====== Provided information ======
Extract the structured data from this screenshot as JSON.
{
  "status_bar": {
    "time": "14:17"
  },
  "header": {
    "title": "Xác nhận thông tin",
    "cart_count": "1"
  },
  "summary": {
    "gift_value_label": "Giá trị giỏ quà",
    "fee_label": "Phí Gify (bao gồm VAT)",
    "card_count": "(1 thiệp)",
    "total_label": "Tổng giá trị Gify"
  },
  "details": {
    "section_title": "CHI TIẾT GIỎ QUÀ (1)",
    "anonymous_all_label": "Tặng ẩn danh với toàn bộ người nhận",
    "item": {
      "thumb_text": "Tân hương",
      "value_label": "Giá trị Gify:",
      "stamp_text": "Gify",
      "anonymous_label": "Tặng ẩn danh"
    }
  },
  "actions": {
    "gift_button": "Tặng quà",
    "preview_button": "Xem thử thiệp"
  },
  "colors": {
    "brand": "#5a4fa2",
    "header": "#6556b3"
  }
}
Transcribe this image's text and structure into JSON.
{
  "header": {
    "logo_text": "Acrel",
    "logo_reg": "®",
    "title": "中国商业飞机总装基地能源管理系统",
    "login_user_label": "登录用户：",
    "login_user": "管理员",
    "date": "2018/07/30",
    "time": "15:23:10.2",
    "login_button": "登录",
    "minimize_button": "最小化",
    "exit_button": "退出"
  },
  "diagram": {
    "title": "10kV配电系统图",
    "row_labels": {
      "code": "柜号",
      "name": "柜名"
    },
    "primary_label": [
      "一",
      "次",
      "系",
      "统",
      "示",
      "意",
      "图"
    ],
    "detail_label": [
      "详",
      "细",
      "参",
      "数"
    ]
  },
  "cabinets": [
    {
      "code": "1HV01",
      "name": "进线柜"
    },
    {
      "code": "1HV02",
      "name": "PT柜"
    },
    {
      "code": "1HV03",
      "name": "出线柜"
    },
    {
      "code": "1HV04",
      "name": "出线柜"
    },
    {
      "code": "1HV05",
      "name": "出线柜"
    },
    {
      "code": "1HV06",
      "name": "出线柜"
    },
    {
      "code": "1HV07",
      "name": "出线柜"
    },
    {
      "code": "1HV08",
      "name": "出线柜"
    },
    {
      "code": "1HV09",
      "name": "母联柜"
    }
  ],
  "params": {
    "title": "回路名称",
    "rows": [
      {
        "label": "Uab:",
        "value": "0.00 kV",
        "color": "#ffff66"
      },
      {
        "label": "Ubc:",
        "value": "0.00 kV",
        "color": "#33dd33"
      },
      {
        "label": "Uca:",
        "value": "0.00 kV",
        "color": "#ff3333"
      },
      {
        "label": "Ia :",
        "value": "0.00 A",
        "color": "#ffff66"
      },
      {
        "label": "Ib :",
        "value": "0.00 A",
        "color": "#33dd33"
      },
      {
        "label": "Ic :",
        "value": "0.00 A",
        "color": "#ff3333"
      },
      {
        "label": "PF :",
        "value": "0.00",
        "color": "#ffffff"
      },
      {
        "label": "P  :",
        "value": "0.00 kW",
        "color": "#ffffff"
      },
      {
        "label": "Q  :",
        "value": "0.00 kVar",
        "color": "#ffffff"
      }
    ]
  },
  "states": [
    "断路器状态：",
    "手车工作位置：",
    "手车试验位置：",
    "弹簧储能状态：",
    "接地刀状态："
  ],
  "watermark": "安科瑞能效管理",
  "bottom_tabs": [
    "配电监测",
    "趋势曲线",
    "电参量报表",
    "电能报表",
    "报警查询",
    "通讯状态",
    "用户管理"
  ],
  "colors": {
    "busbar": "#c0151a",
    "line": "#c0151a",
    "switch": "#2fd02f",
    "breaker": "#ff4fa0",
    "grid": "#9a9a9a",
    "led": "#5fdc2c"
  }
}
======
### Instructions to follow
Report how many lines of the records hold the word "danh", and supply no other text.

### Answer to this exercise
2